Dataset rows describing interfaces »

###

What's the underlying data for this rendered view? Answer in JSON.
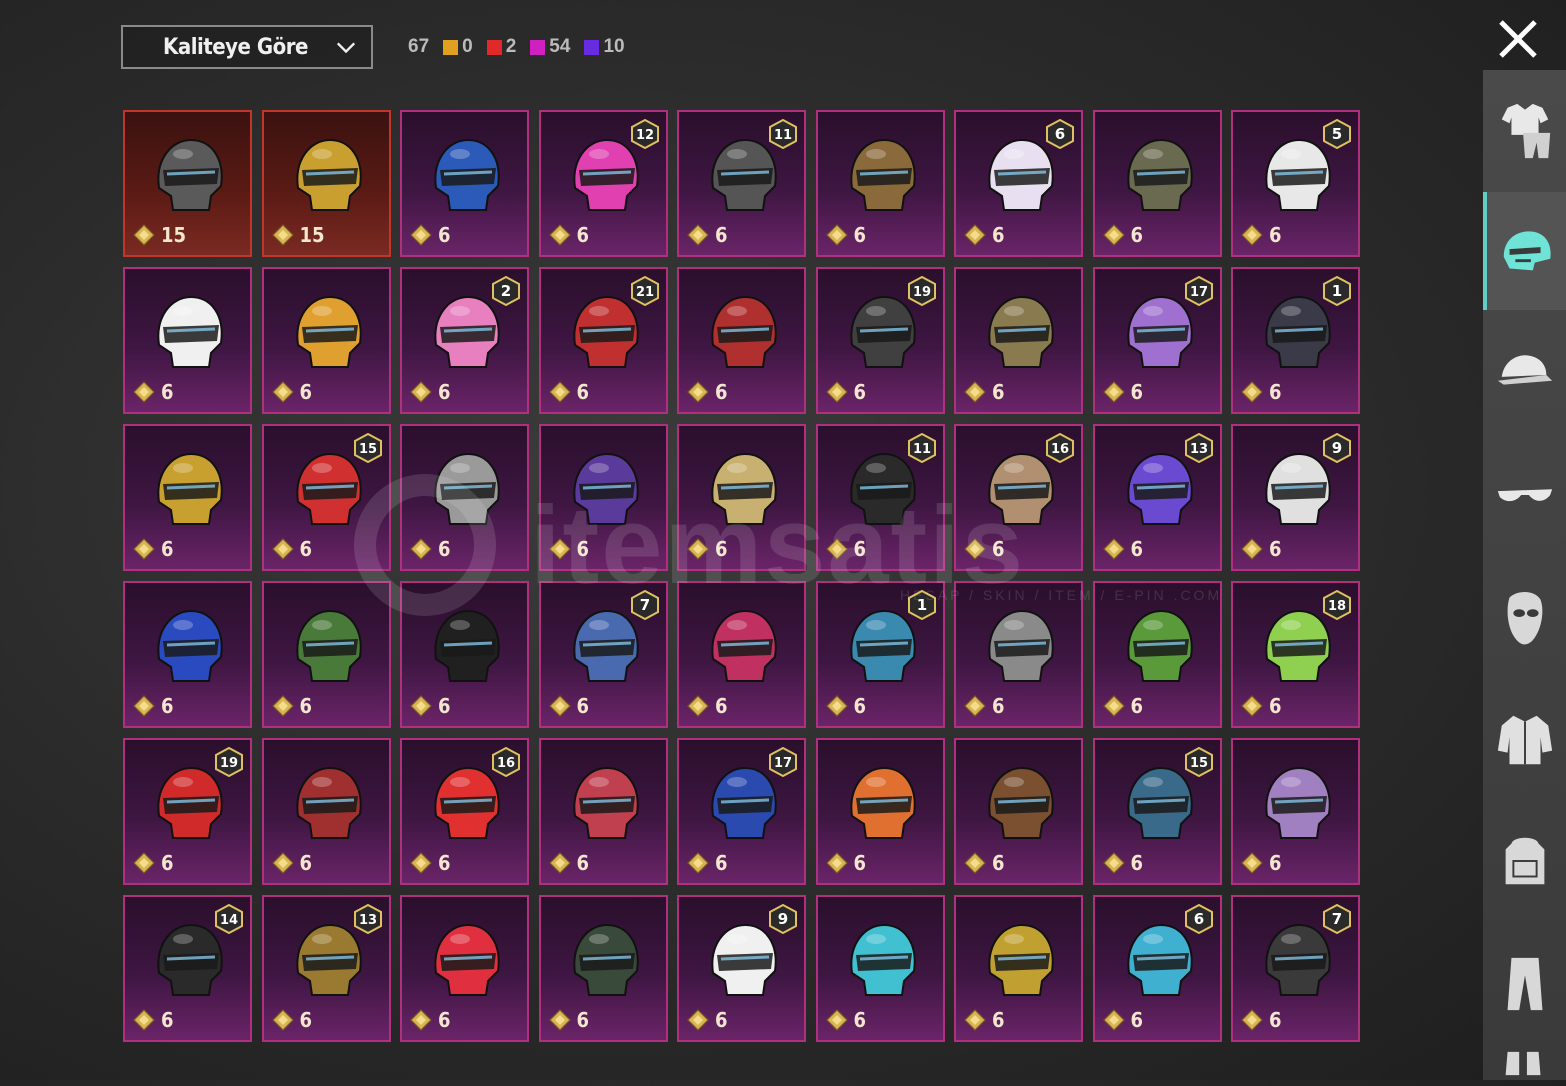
{
  "sort": {
    "label": "Kaliteye Göre"
  },
  "counts": {
    "total": "67",
    "legendary": {
      "value": "0",
      "color": "#e0a020"
    },
    "epic_red": {
      "value": "2",
      "color": "#e02a2a"
    },
    "pink": {
      "value": "54",
      "color": "#d020c0"
    },
    "purple": {
      "value": "10",
      "color": "#6a2ae0"
    }
  },
  "watermark": {
    "text": "itemsatis",
    "sub": "HESAP / SKIN / ITEM / E-PIN .COM"
  },
  "items": [
    {
      "cost": "15",
      "level": "",
      "tier": "legend",
      "color": "#5a5a5a"
    },
    {
      "cost": "15",
      "level": "",
      "tier": "legend",
      "color": "#c9a030"
    },
    {
      "cost": "6",
      "level": "",
      "tier": "epic",
      "color": "#2c5ab8"
    },
    {
      "cost": "6",
      "level": "12",
      "tier": "epic",
      "color": "#e040b0"
    },
    {
      "cost": "6",
      "level": "11",
      "tier": "epic",
      "color": "#555555"
    },
    {
      "cost": "6",
      "level": "",
      "tier": "epic",
      "color": "#8a6a3a"
    },
    {
      "cost": "6",
      "level": "6",
      "tier": "epic",
      "color": "#e8e0f0"
    },
    {
      "cost": "6",
      "level": "",
      "tier": "epic",
      "color": "#6a6a50"
    },
    {
      "cost": "6",
      "level": "5",
      "tier": "epic",
      "color": "#e8e8e8"
    },
    {
      "cost": "6",
      "level": "",
      "tier": "epic",
      "color": "#f0f0f0"
    },
    {
      "cost": "6",
      "level": "",
      "tier": "epic",
      "color": "#e0a030"
    },
    {
      "cost": "6",
      "level": "2",
      "tier": "epic",
      "color": "#e880c0"
    },
    {
      "cost": "6",
      "level": "21",
      "tier": "epic",
      "color": "#c03030"
    },
    {
      "cost": "6",
      "level": "",
      "tier": "epic",
      "color": "#b03030"
    },
    {
      "cost": "6",
      "level": "19",
      "tier": "epic",
      "color": "#404040"
    },
    {
      "cost": "6",
      "level": "",
      "tier": "epic",
      "color": "#8a7a50"
    },
    {
      "cost": "6",
      "level": "17",
      "tier": "epic",
      "color": "#a070d0"
    },
    {
      "cost": "6",
      "level": "1",
      "tier": "epic",
      "color": "#3a3a48"
    },
    {
      "cost": "6",
      "level": "",
      "tier": "epic",
      "color": "#c8a030"
    },
    {
      "cost": "6",
      "level": "15",
      "tier": "epic",
      "color": "#d03030"
    },
    {
      "cost": "6",
      "level": "",
      "tier": "epic",
      "color": "#9a9a9a"
    },
    {
      "cost": "6",
      "level": "",
      "tier": "epic",
      "color": "#5a3a9a"
    },
    {
      "cost": "6",
      "level": "",
      "tier": "epic",
      "color": "#c8b070"
    },
    {
      "cost": "6",
      "level": "11",
      "tier": "epic",
      "color": "#2a2a2a"
    },
    {
      "cost": "6",
      "level": "16",
      "tier": "epic",
      "color": "#b09070"
    },
    {
      "cost": "6",
      "level": "13",
      "tier": "epic",
      "color": "#6a4ad0"
    },
    {
      "cost": "6",
      "level": "9",
      "tier": "epic",
      "color": "#e0e0e0"
    },
    {
      "cost": "6",
      "level": "",
      "tier": "epic",
      "color": "#2a4ac0"
    },
    {
      "cost": "6",
      "level": "",
      "tier": "epic",
      "color": "#4a7a3a"
    },
    {
      "cost": "6",
      "level": "",
      "tier": "epic",
      "color": "#202020"
    },
    {
      "cost": "6",
      "level": "7",
      "tier": "epic",
      "color": "#4a6ab0"
    },
    {
      "cost": "6",
      "level": "",
      "tier": "epic",
      "color": "#c03060"
    },
    {
      "cost": "6",
      "level": "1",
      "tier": "epic",
      "color": "#3a8ab0"
    },
    {
      "cost": "6",
      "level": "",
      "tier": "epic",
      "color": "#8a8a8a"
    },
    {
      "cost": "6",
      "level": "",
      "tier": "epic",
      "color": "#5a9a3a"
    },
    {
      "cost": "6",
      "level": "18",
      "tier": "epic",
      "color": "#90d050"
    },
    {
      "cost": "6",
      "level": "19",
      "tier": "epic",
      "color": "#d02a2a"
    },
    {
      "cost": "6",
      "level": "",
      "tier": "epic",
      "color": "#a03030"
    },
    {
      "cost": "6",
      "level": "16",
      "tier": "epic",
      "color": "#e03030"
    },
    {
      "cost": "6",
      "level": "",
      "tier": "epic",
      "color": "#c04050"
    },
    {
      "cost": "6",
      "level": "17",
      "tier": "epic",
      "color": "#2a4ab0"
    },
    {
      "cost": "6",
      "level": "",
      "tier": "epic",
      "color": "#e07030"
    },
    {
      "cost": "6",
      "level": "",
      "tier": "epic",
      "color": "#7a5030"
    },
    {
      "cost": "6",
      "level": "15",
      "tier": "epic",
      "color": "#3a6a8a"
    },
    {
      "cost": "6",
      "level": "",
      "tier": "epic",
      "color": "#a080c0"
    },
    {
      "cost": "6",
      "level": "14",
      "tier": "epic",
      "color": "#2a2a2a"
    },
    {
      "cost": "6",
      "level": "13",
      "tier": "epic",
      "color": "#9a7a30"
    },
    {
      "cost": "6",
      "level": "",
      "tier": "epic",
      "color": "#e03040"
    },
    {
      "cost": "6",
      "level": "",
      "tier": "epic",
      "color": "#3a4a3a"
    },
    {
      "cost": "6",
      "level": "9",
      "tier": "epic",
      "color": "#f0f0f0"
    },
    {
      "cost": "6",
      "level": "",
      "tier": "epic",
      "color": "#40c0d0"
    },
    {
      "cost": "6",
      "level": "",
      "tier": "epic",
      "color": "#c0a030"
    },
    {
      "cost": "6",
      "level": "6",
      "tier": "epic",
      "color": "#40b0d0"
    },
    {
      "cost": "6",
      "level": "7",
      "tier": "epic",
      "color": "#3a3a3a"
    }
  ],
  "sidebar": [
    {
      "icon": "outfit-icon"
    },
    {
      "icon": "helmet-icon"
    },
    {
      "icon": "cap-icon"
    },
    {
      "icon": "glasses-icon"
    },
    {
      "icon": "mask-icon"
    },
    {
      "icon": "jacket-icon"
    },
    {
      "icon": "backpack-icon"
    },
    {
      "icon": "pants-icon"
    },
    {
      "icon": "shoes-icon"
    }
  ]
}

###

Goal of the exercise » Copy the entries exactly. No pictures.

Answer for the task »
What's the underlying data for this rendered view? Answer in JSON.
{
  "sort": {
    "label": "Kaliteye Göre"
  },
  "counts": {
    "total": "67",
    "legendary": {
      "value": "0",
      "color": "#e0a020"
    },
    "epic_red": {
      "value": "2",
      "color": "#e02a2a"
    },
    "pink": {
      "value": "54",
      "color": "#d020c0"
    },
    "purple": {
      "value": "10",
      "color": "#6a2ae0"
    }
  },
  "watermark": {
    "text": "itemsatis",
    "sub": "HESAP / SKIN / ITEM / E-PIN .COM"
  },
  "items": [
    {
      "cost": "15",
      "level": "",
      "tier": "legend",
      "color": "#5a5a5a"
    },
    {
      "cost": "15",
      "level": "",
      "tier": "legend",
      "color": "#c9a030"
    },
    {
      "cost": "6",
      "level": "",
      "tier": "epic",
      "color": "#2c5ab8"
    },
    {
      "cost": "6",
      "level": "12",
      "tier": "epic",
      "color": "#e040b0"
    },
    {
      "cost": "6",
      "level": "11",
      "tier": "epic",
      "color": "#555555"
    },
    {
      "cost": "6",
      "level": "",
      "tier": "epic",
      "color": "#8a6a3a"
    },
    {
      "cost": "6",
      "level": "6",
      "tier": "epic",
      "color": "#e8e0f0"
    },
    {
      "cost": "6",
      "level": "",
      "tier": "epic",
      "color": "#6a6a50"
    },
    {
      "cost": "6",
      "level": "5",
      "tier": "epic",
      "color": "#e8e8e8"
    },
    {
      "cost": "6",
      "level": "",
      "tier": "epic",
      "color": "#f0f0f0"
    },
    {
      "cost": "6",
      "level": "",
      "tier": "epic",
      "color": "#e0a030"
    },
    {
      "cost": "6",
      "level": "2",
      "tier": "epic",
      "color": "#e880c0"
    },
    {
      "cost": "6",
      "level": "21",
      "tier": "epic",
      "color": "#c03030"
    },
    {
      "cost": "6",
      "level": "",
      "tier": "epic",
      "color": "#b03030"
    },
    {
      "cost": "6",
      "level": "19",
      "tier": "epic",
      "color": "#404040"
    },
    {
      "cost": "6",
      "level": "",
      "tier": "epic",
      "color": "#8a7a50"
    },
    {
      "cost": "6",
      "level": "17",
      "tier": "epic",
      "color": "#a070d0"
    },
    {
      "cost": "6",
      "level": "1",
      "tier": "epic",
      "color": "#3a3a48"
    },
    {
      "cost": "6",
      "level": "",
      "tier": "epic",
      "color": "#c8a030"
    },
    {
      "cost": "6",
      "level": "15",
      "tier": "epic",
      "color": "#d03030"
    },
    {
      "cost": "6",
      "level": "",
      "tier": "epic",
      "color": "#9a9a9a"
    },
    {
      "cost": "6",
      "level": "",
      "tier": "epic",
      "color": "#5a3a9a"
    },
    {
      "cost": "6",
      "level": "",
      "tier": "epic",
      "color": "#c8b070"
    },
    {
      "cost": "6",
      "level": "11",
      "tier": "epic",
      "color": "#2a2a2a"
    },
    {
      "cost": "6",
      "level": "16",
      "tier": "epic",
      "color": "#b09070"
    },
    {
      "cost": "6",
      "level": "13",
      "tier": "epic",
      "color": "#6a4ad0"
    },
    {
      "cost": "6",
      "level": "9",
      "tier": "epic",
      "color": "#e0e0e0"
    },
    {
      "cost": "6",
      "level": "",
      "tier": "epic",
      "color": "#2a4ac0"
    },
    {
      "cost": "6",
      "level": "",
      "tier": "epic",
      "color": "#4a7a3a"
    },
    {
      "cost": "6",
      "level": "",
      "tier": "epic",
      "color": "#202020"
    },
    {
      "cost": "6",
      "level": "7",
      "tier": "epic",
      "color": "#4a6ab0"
    },
    {
      "cost": "6",
      "level": "",
      "tier": "epic",
      "color": "#c03060"
    },
    {
      "cost": "6",
      "level": "1",
      "tier": "epic",
      "color": "#3a8ab0"
    },
    {
      "cost": "6",
      "level": "",
      "tier": "epic",
      "color": "#8a8a8a"
    },
    {
      "cost": "6",
      "level": "",
      "tier": "epic",
      "color": "#5a9a3a"
    },
    {
      "cost": "6",
      "level": "18",
      "tier": "epic",
      "color": "#90d050"
    },
    {
      "cost": "6",
      "level": "19",
      "tier": "epic",
      "color": "#d02a2a"
    },
    {
      "cost": "6",
      "level": "",
      "tier": "epic",
      "color": "#a03030"
    },
    {
      "cost": "6",
      "level": "16",
      "tier": "epic",
      "color": "#e03030"
    },
    {
      "cost": "6",
      "level": "",
      "tier": "epic",
      "color": "#c04050"
    },
    {
      "cost": "6",
      "level": "17",
      "tier": "epic",
      "color": "#2a4ab0"
    },
    {
      "cost": "6",
      "level": "",
      "tier": "epic",
      "color": "#e07030"
    },
    {
      "cost": "6",
      "level": "",
      "tier": "epic",
      "color": "#7a5030"
    },
    {
      "cost": "6",
      "level": "15",
      "tier": "epic",
      "color": "#3a6a8a"
    },
    {
      "cost": "6",
      "level": "",
      "tier": "epic",
      "color": "#a080c0"
    },
    {
      "cost": "6",
      "level": "14",
      "tier": "epic",
      "color": "#2a2a2a"
    },
    {
      "cost": "6",
      "level": "13",
      "tier": "epic",
      "color": "#9a7a30"
    },
    {
      "cost": "6",
      "level": "",
      "tier": "epic",
      "color": "#e03040"
    },
    {
      "cost": "6",
      "level": "",
      "tier": "epic",
      "color": "#3a4a3a"
    },
    {
      "cost": "6",
      "level": "9",
      "tier": "epic",
      "color": "#f0f0f0"
    },
    {
      "cost": "6",
      "level": "",
      "tier": "epic",
      "color": "#40c0d0"
    },
    {
      "cost": "6",
      "level": "",
      "tier": "epic",
      "color": "#c0a030"
    },
    {
      "cost": "6",
      "level": "6",
      "tier": "epic",
      "color": "#40b0d0"
    },
    {
      "cost": "6",
      "level": "7",
      "tier": "epic",
      "color": "#3a3a3a"
    }
  ],
  "sidebar": [
    {
      "icon": "outfit-icon"
    },
    {
      "icon": "helmet-icon"
    },
    {
      "icon": "cap-icon"
    },
    {
      "icon": "glasses-icon"
    },
    {
      "icon": "mask-icon"
    },
    {
      "icon": "jacket-icon"
    },
    {
      "icon": "backpack-icon"
    },
    {
      "icon": "pants-icon"
    },
    {
      "icon": "shoes-icon"
    }
  ]
}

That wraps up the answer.